## DIRECTIONS
Write only the number of lines in the entries below that contain the word "kind".

##### INFORMATION

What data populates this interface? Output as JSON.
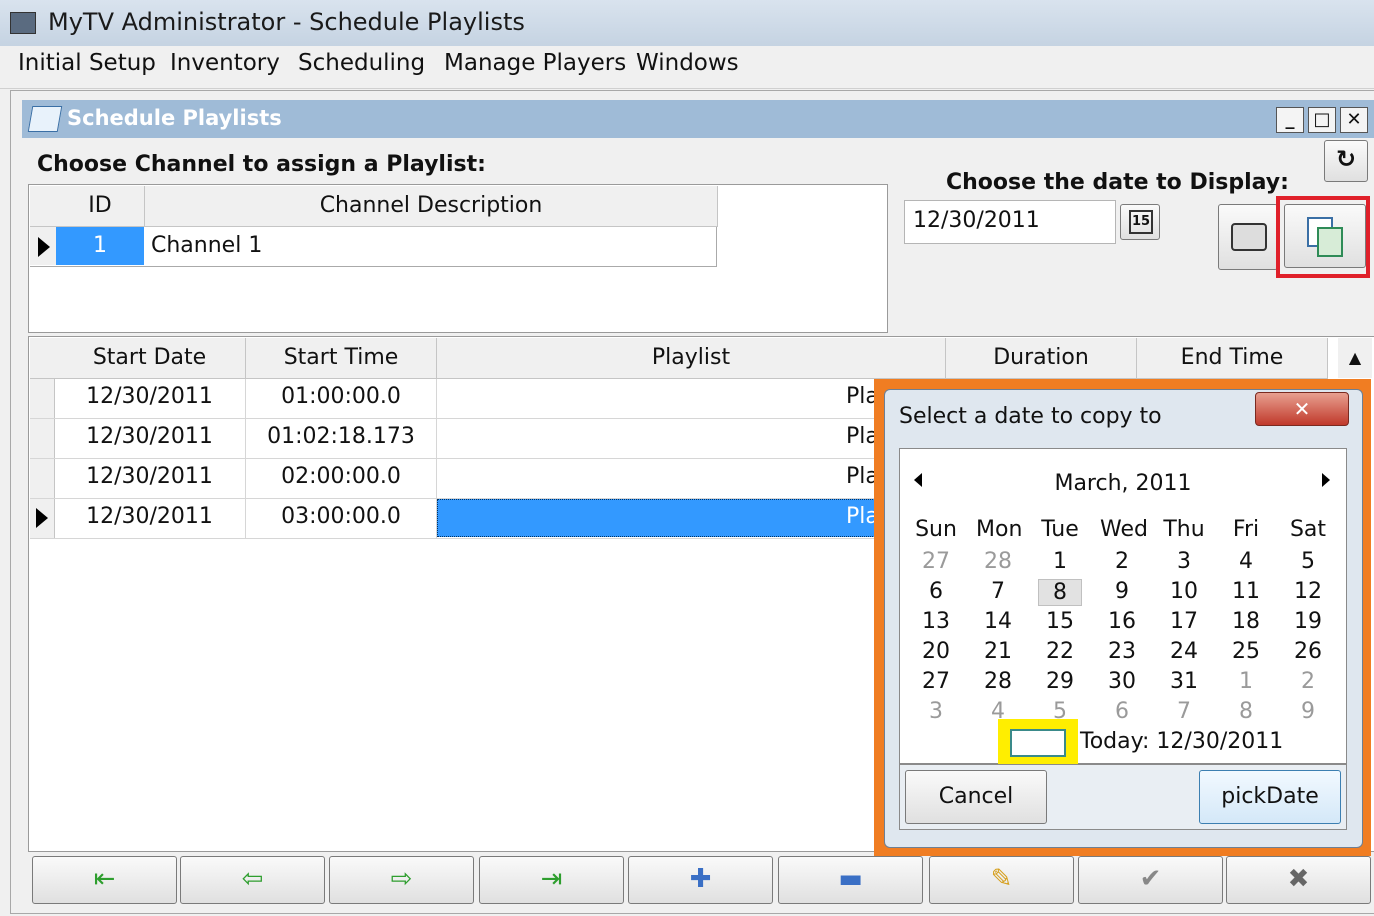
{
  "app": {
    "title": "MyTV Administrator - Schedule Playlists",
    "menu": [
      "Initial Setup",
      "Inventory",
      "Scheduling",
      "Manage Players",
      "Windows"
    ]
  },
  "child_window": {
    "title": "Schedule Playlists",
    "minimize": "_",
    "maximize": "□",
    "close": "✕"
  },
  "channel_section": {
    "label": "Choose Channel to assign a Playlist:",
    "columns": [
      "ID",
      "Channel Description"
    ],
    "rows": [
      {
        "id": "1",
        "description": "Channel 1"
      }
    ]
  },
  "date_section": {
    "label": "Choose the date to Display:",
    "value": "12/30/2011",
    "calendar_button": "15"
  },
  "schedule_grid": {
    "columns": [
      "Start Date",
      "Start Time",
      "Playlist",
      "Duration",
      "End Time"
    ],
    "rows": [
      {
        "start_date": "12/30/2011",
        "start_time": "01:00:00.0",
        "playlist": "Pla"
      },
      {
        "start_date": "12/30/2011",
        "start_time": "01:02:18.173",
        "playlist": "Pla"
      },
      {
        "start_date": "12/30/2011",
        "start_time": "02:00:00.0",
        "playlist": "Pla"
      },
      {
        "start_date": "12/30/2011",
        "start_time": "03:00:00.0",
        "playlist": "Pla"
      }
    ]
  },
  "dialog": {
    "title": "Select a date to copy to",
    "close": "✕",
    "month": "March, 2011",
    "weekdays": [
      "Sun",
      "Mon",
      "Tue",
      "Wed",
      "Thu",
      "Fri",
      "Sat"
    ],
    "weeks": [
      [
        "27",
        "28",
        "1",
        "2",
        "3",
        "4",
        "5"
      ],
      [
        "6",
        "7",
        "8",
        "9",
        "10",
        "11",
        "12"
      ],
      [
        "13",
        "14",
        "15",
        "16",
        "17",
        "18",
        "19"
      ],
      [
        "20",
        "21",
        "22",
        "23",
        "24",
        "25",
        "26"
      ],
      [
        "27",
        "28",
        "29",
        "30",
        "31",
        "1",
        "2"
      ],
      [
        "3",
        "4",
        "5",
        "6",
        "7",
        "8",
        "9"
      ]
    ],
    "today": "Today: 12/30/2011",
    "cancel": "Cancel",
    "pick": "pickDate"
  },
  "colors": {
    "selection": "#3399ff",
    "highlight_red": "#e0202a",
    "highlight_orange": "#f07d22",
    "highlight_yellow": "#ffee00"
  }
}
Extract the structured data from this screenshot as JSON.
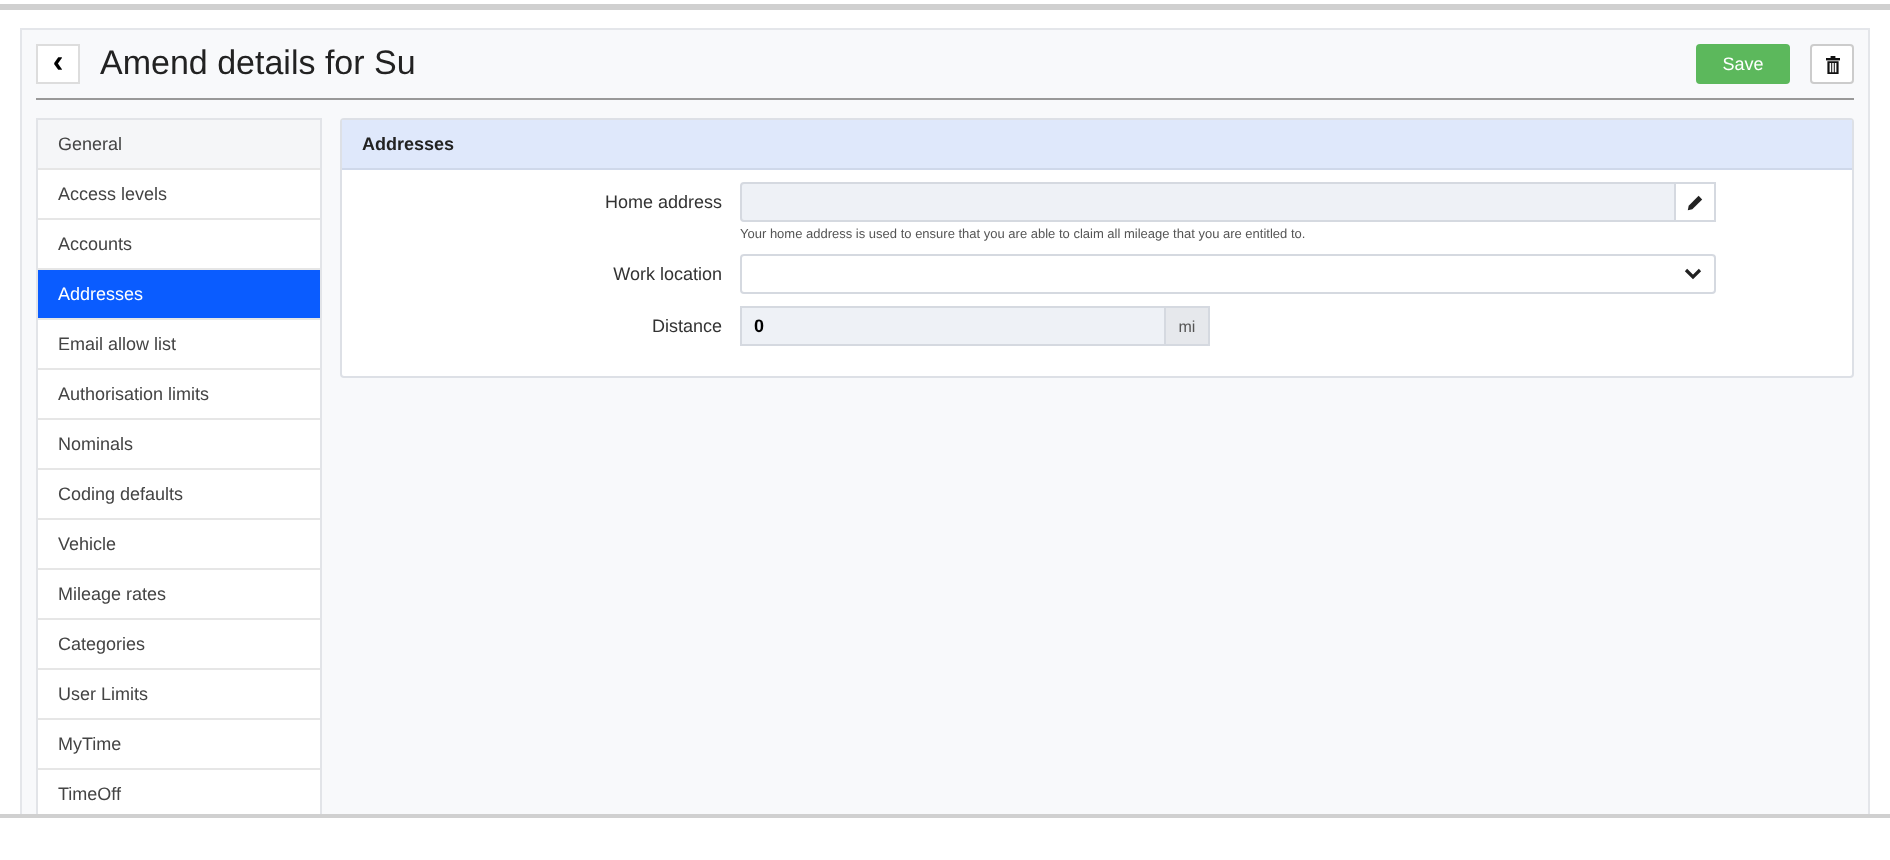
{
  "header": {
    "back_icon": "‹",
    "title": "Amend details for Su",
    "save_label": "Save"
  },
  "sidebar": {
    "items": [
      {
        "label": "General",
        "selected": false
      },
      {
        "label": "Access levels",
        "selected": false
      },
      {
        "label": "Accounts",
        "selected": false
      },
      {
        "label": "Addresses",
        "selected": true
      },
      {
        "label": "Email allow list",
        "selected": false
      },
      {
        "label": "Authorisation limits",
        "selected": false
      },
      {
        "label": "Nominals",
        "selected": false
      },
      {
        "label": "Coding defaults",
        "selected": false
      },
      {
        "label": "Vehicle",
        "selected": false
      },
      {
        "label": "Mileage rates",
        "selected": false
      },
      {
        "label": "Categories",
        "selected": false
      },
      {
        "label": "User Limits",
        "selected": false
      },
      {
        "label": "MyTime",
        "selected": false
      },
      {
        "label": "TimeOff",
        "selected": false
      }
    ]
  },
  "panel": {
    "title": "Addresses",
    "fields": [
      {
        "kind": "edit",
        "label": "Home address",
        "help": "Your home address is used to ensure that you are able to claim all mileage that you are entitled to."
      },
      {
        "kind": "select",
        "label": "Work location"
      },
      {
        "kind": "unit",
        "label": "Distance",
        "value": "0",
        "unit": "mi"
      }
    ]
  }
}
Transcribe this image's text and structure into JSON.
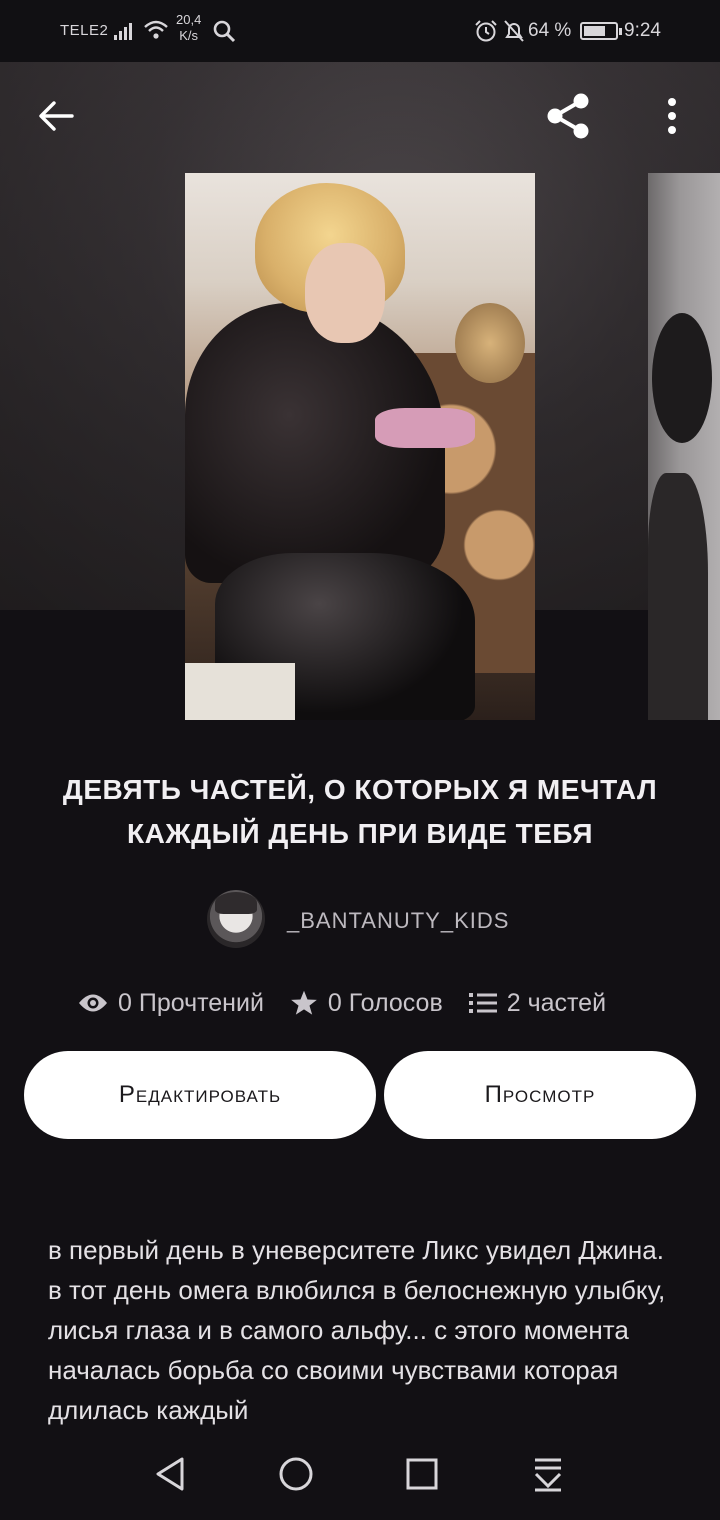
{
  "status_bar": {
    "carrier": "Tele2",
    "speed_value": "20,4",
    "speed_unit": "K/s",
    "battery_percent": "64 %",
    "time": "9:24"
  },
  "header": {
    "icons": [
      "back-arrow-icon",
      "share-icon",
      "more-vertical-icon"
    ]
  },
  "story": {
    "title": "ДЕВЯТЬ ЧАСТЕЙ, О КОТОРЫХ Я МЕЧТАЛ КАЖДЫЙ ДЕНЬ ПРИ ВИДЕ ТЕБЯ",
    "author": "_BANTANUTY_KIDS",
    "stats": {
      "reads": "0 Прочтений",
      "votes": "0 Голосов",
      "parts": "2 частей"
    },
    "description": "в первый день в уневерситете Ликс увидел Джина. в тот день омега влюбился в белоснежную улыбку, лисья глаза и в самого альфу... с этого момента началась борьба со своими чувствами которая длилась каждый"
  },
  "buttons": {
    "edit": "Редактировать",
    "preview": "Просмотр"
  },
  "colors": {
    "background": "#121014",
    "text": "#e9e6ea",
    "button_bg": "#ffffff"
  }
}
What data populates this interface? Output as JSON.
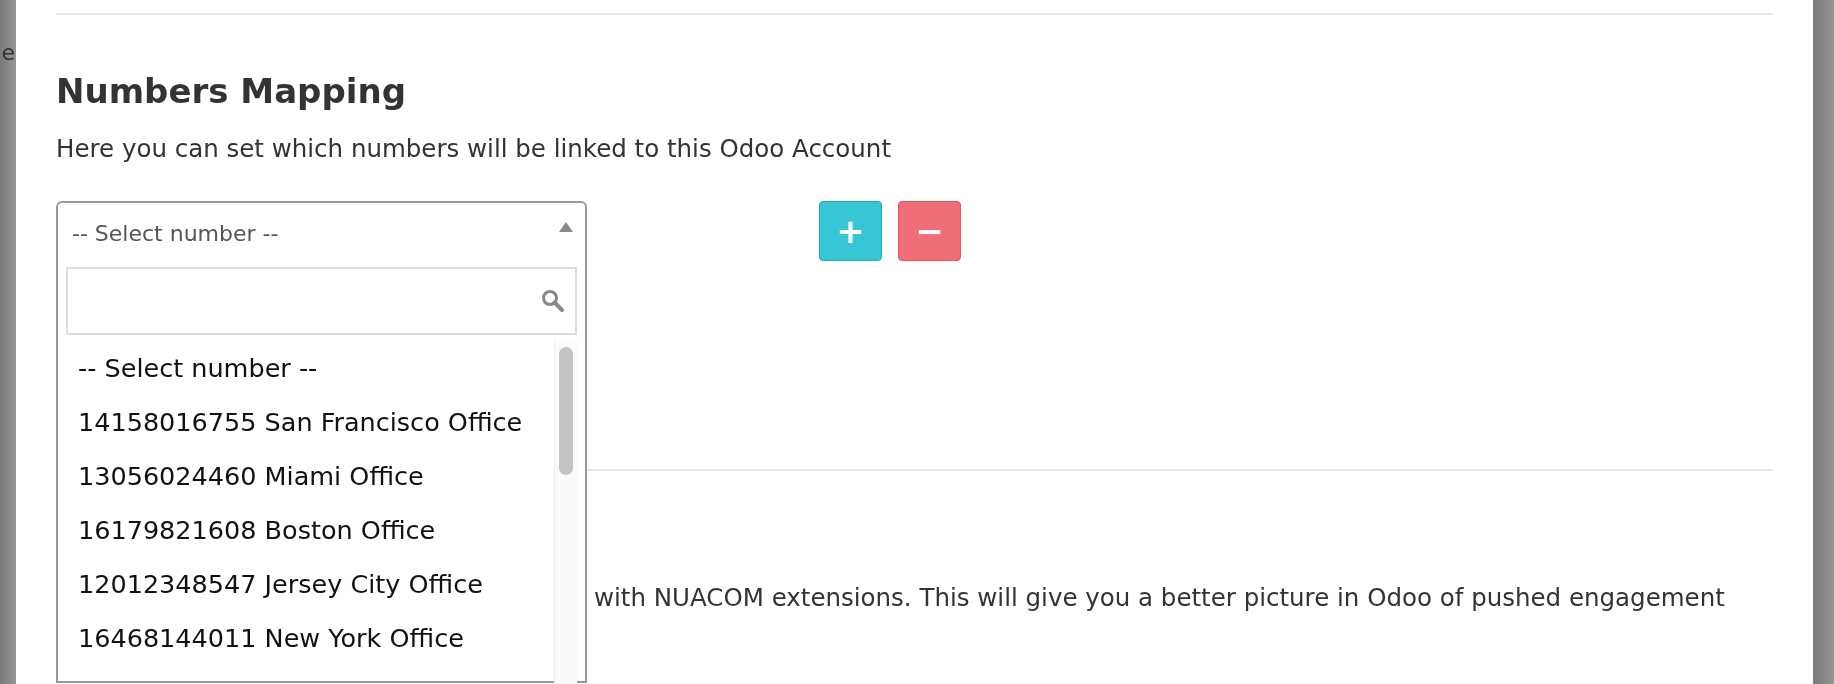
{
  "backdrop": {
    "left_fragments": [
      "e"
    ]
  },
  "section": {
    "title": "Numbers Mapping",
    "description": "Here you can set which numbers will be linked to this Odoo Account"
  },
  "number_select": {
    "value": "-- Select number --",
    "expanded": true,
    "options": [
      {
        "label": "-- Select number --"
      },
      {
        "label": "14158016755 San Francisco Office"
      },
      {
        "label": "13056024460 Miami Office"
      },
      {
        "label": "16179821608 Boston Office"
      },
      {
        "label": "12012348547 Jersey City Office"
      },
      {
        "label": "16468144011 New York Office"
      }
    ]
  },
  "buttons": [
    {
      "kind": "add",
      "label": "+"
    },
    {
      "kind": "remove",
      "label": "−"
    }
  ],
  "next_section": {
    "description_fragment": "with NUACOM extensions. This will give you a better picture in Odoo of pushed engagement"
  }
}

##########

## WORKED SOLUTION
5